JAMAICA may not be able to stage night matches at the National Stadium during next year's final round of CONCACAF's World Cup-qualifying campaign if a crucial FIFA regulation is not met.
The world governing body for football has written to the Jamaica Football Federation (JFF) instructing it to have standby power generation capabilities for the floodlights installed, or the Reggae Boyz may have to pursue their World Cup dreams in the sweltering Kingston sun in five home games against the USA, Mexico, Panama, Costa Rica and Honduras.
With only back-up power available for other areas of the country's prime sports facility, FIFA has ordered that auxillary power supply be put in place in keeping with article 11.2 of the FIFA Safety Regulations.

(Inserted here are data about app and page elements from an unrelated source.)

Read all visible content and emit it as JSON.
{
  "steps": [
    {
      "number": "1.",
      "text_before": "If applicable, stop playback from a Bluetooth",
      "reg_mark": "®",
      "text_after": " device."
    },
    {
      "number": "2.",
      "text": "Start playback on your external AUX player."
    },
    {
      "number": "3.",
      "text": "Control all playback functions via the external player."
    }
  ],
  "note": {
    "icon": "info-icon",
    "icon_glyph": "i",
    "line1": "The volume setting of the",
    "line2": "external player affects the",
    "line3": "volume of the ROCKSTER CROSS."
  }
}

"In the event of a power failure, there shall be emergency lighting provided by a back-up power supply," the regulation said in part.
FIFA, in explaining the importance of enforcing the rule, said: "It is crucial for us to respect the game's defined kick-off time."
When contacted yesterday, Major Desmon Brown, general manager of Independence Park Limited (IPL), the state-owned company that manages the National Stadium, confirmed the facility is not equipped with back-up power to run the lighting towers in the event of a Jamaica Public Service failure to deliver the energy.
Brown said as soon as he received the correspondence regarding the FIFA request, he and his team immediately went into action.
"We are looking to rent four standby generators for the floodlights, one for each tower," he told the Jamaica Observer yesterday.
Brown could not say what the cost would be to provide the rented generators, or permanent ones, but conceded it would be a very expense exercise "that we can't afford to pay for".
Internet checks revealed that the prices of industrial standby power output systems range between US$12,000 (J$1,080,000) for a 25 kilowatt unit and US$30,000 (J$2.7 million) for the 125 kilowatt unit.
Before the first match date of the final round on February 6, 2013, FIFA inspectors will visit the National Stadium 30 days prior to ensure a back-up system has been installed. Failure to do so will result in Jamaica's games being played in early afternoon.
JFF president Captain Horace Burrell, in addressing editors and reporters at this newspaper's weekly Jamaica Observer Monday Exchange at Beechwood Avenue yesterday, said if the Federation was not able to host night matches, it could lead to financial disaster as many of the games are scheduled for weekdays.
"It will be very difficult as a lot of the games will be played in midweek and to disrupt a working day will be impossible. Plus, a lot of our players will be coming from overseas, so the cooler conditions will suit them," he said.
"I think we would be at a tremendous disadvantage, therefore, all would be urged to do whatever has to be done to install the generator," he said.
Burrell noted that standby power servicing the entire stadium will not only benefit football, but all users of the multi-purpose facility that was first unveiled in 1962 as part of activities to mark the country's political independence from Britain.
"We hope the IPL will take the necessary steps to install the generator because it's not only football that is going to need this, as this is an important piece of equipment which should have been there and we're hoping that since there is time, that this will be done," said the veteran football executive.
"We'll be keeping our fingers crossed and hoping for the best," he said.